__DATA TO PROCESS__
____

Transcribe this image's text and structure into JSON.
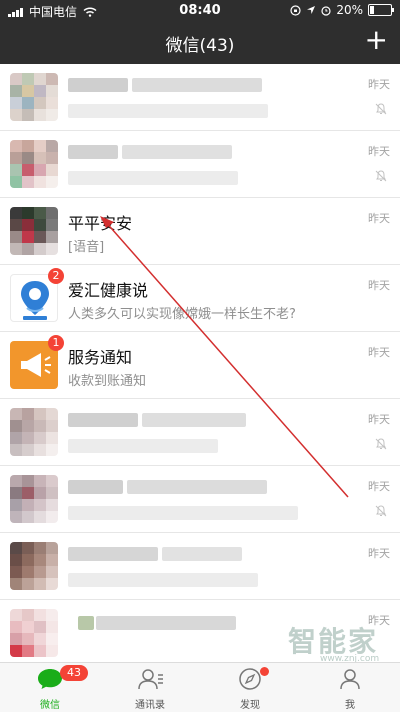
{
  "status_bar": {
    "carrier": "中国电信",
    "time": "08:40",
    "battery": "20%",
    "battery_level": 0.2
  },
  "nav": {
    "title": "微信(43)",
    "add_icon": "plus-icon"
  },
  "chats": [
    {
      "name": "",
      "preview": "",
      "time": "昨天",
      "muted": true
    },
    {
      "name": "",
      "preview": "",
      "time": "昨天",
      "muted": true
    },
    {
      "name": "平平安安",
      "preview": "[语音]",
      "time": "昨天",
      "muted": false
    },
    {
      "name": "爱汇健康说",
      "preview": "人类多久可以实现像嫦娥一样长生不老?",
      "time": "昨天",
      "muted": false,
      "badge": "2"
    },
    {
      "name": "服务通知",
      "preview": "收款到账通知",
      "time": "昨天",
      "muted": false,
      "badge": "1"
    },
    {
      "name": "",
      "preview": "",
      "time": "昨天",
      "muted": true
    },
    {
      "name": "",
      "preview": "",
      "time": "昨天",
      "muted": true
    },
    {
      "name": "",
      "preview": "",
      "time": "昨天",
      "muted": false
    },
    {
      "name": "",
      "preview": "",
      "time": "昨天",
      "muted": false
    }
  ],
  "tabs": [
    {
      "label": "微信",
      "icon": "chat-icon",
      "badge": "43",
      "active": true
    },
    {
      "label": "通讯录",
      "icon": "contacts-icon",
      "active": false
    },
    {
      "label": "发现",
      "icon": "compass-icon",
      "active": false
    },
    {
      "label": "我",
      "icon": "person-icon",
      "active": false
    }
  ],
  "watermark": {
    "brand": "智能家",
    "site": "www.znj.com"
  },
  "colors": {
    "header": "#2e2e2e",
    "accent": "#1aad19",
    "badge": "#f44336",
    "annotation_arrow": "#d32f2f"
  }
}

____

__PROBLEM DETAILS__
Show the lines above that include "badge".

__ANSWER AREA__
      "badge": "2"
      "badge": "1"
      "badge": "43",
    "badge": "#f44336",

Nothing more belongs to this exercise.